→ Task prompt
The pictures do not belong in the copy. Restate all of the records word for word.

┌─ Material for this exercise

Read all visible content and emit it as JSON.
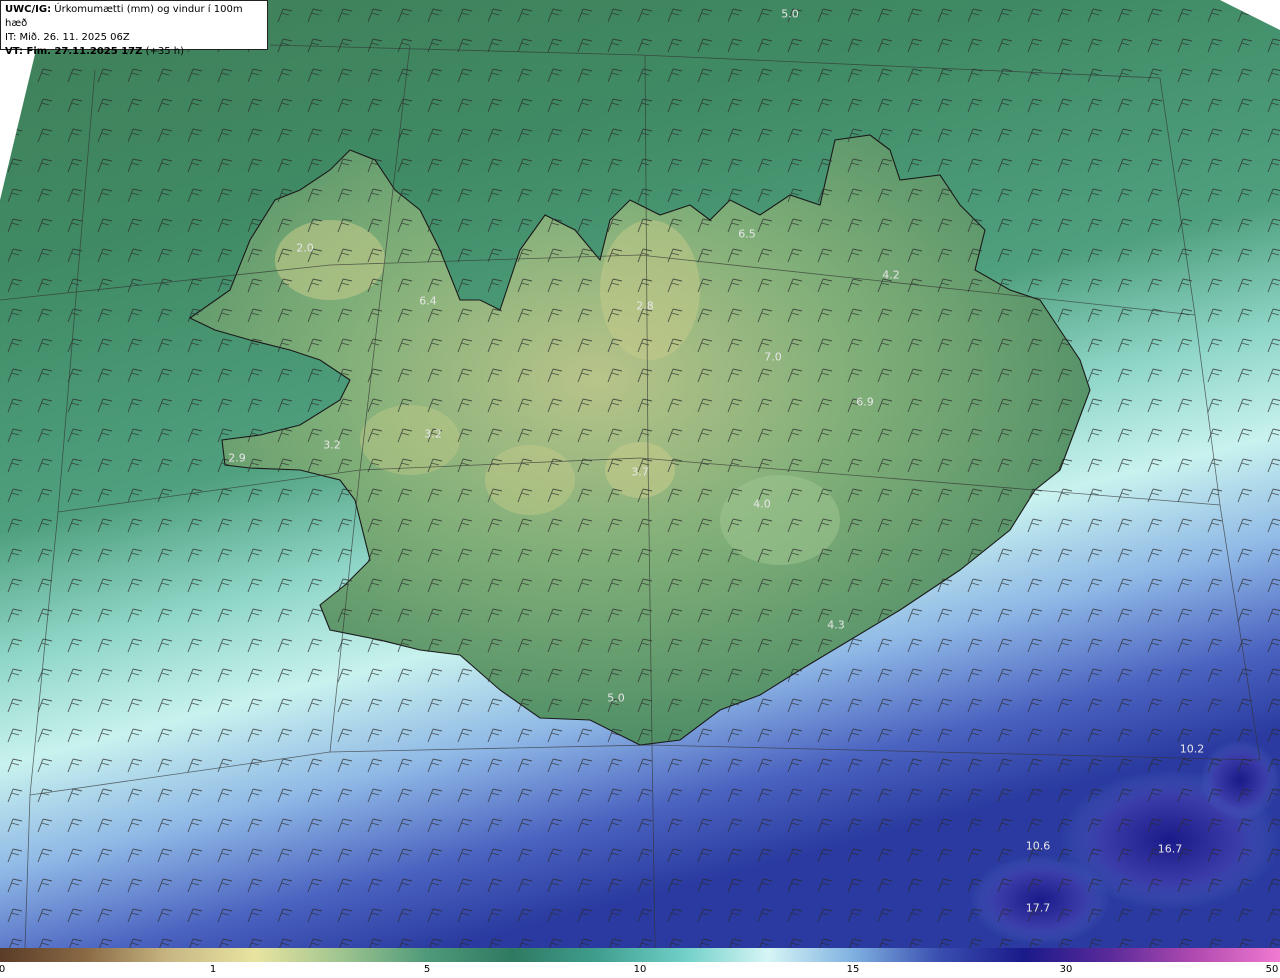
{
  "header": {
    "product": "UWC/IG:",
    "title": "Úrkomumætti (mm) og vindur í 100m hæð",
    "issue_time": "IT: Mið. 26. 11. 2025 06Z",
    "valid_prefix": "VT: Fim. 27.11.2025 17Z",
    "valid_suffix": "(+35 h)"
  },
  "map_labels": [
    {
      "text": "5.0",
      "id": "north-sea"
    },
    {
      "text": "2.0",
      "id": "westfjords-north"
    },
    {
      "text": "6.4",
      "id": "westfjords-east"
    },
    {
      "text": "2.8",
      "id": "north-central"
    },
    {
      "text": "6.5",
      "id": "northeast-coast"
    },
    {
      "text": "4.2",
      "id": "northeast-inland"
    },
    {
      "text": "7.0",
      "id": "north-highlands"
    },
    {
      "text": "6.9",
      "id": "east-highlands"
    },
    {
      "text": "2.9",
      "id": "snaefellsnes-tip"
    },
    {
      "text": "3.2",
      "id": "snaefellsnes"
    },
    {
      "text": "3.2",
      "id": "borgarfjordur"
    },
    {
      "text": "3.7",
      "id": "hofsjokull"
    },
    {
      "text": "4.0",
      "id": "vatnajokull-west"
    },
    {
      "text": "4.3",
      "id": "southeast"
    },
    {
      "text": "5.0",
      "id": "south-coast"
    },
    {
      "text": "10.2",
      "id": "southeast-sea"
    },
    {
      "text": "16.7",
      "id": "far-southeast"
    },
    {
      "text": "10.6",
      "id": "south-sea"
    },
    {
      "text": "17.7",
      "id": "south-bottom"
    }
  ],
  "colorbar": {
    "ticks": [
      "0",
      "1",
      "5",
      "10",
      "15",
      "30",
      "50"
    ],
    "colors": [
      "#5a3c28",
      "#8a6a45",
      "#c9b884",
      "#e8e4a0",
      "#9fc48f",
      "#4f9a7a",
      "#2f7a62",
      "#3f9e8e",
      "#6fcfc8",
      "#d6f5f5",
      "#7fb0e0",
      "#3a4fb0",
      "#1a1a8a",
      "#5a2a9a",
      "#b04ab0",
      "#f07ad0"
    ]
  },
  "colors": {
    "land_low": "#5e9a6e",
    "land_high": "#c8cc8a",
    "sea_north": "#3f8a5e",
    "sea_south_light": "#bff0ee",
    "sea_south_deep": "#3a4fb0",
    "coastline": "#1a1a1a",
    "wind_barb": "#2a2a2a"
  }
}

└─

→ Expected answer
Read all visible content and emit it as JSON.
{
  "header": {
    "product": "UWC/IG:",
    "title": "Úrkomumætti (mm) og vindur í 100m hæð",
    "issue_time": "IT: Mið. 26. 11. 2025 06Z",
    "valid_prefix": "VT: Fim. 27.11.2025 17Z",
    "valid_suffix": "(+35 h)"
  },
  "map_labels": [
    {
      "text": "5.0",
      "id": "north-sea"
    },
    {
      "text": "2.0",
      "id": "westfjords-north"
    },
    {
      "text": "6.4",
      "id": "westfjords-east"
    },
    {
      "text": "2.8",
      "id": "north-central"
    },
    {
      "text": "6.5",
      "id": "northeast-coast"
    },
    {
      "text": "4.2",
      "id": "northeast-inland"
    },
    {
      "text": "7.0",
      "id": "north-highlands"
    },
    {
      "text": "6.9",
      "id": "east-highlands"
    },
    {
      "text": "2.9",
      "id": "snaefellsnes-tip"
    },
    {
      "text": "3.2",
      "id": "snaefellsnes"
    },
    {
      "text": "3.2",
      "id": "borgarfjordur"
    },
    {
      "text": "3.7",
      "id": "hofsjokull"
    },
    {
      "text": "4.0",
      "id": "vatnajokull-west"
    },
    {
      "text": "4.3",
      "id": "southeast"
    },
    {
      "text": "5.0",
      "id": "south-coast"
    },
    {
      "text": "10.2",
      "id": "southeast-sea"
    },
    {
      "text": "16.7",
      "id": "far-southeast"
    },
    {
      "text": "10.6",
      "id": "south-sea"
    },
    {
      "text": "17.7",
      "id": "south-bottom"
    }
  ],
  "colorbar": {
    "ticks": [
      "0",
      "1",
      "5",
      "10",
      "15",
      "30",
      "50"
    ],
    "colors": [
      "#5a3c28",
      "#8a6a45",
      "#c9b884",
      "#e8e4a0",
      "#9fc48f",
      "#4f9a7a",
      "#2f7a62",
      "#3f9e8e",
      "#6fcfc8",
      "#d6f5f5",
      "#7fb0e0",
      "#3a4fb0",
      "#1a1a8a",
      "#5a2a9a",
      "#b04ab0",
      "#f07ad0"
    ]
  },
  "colors": {
    "land_low": "#5e9a6e",
    "land_high": "#c8cc8a",
    "sea_north": "#3f8a5e",
    "sea_south_light": "#bff0ee",
    "sea_south_deep": "#3a4fb0",
    "coastline": "#1a1a1a",
    "wind_barb": "#2a2a2a"
  }
}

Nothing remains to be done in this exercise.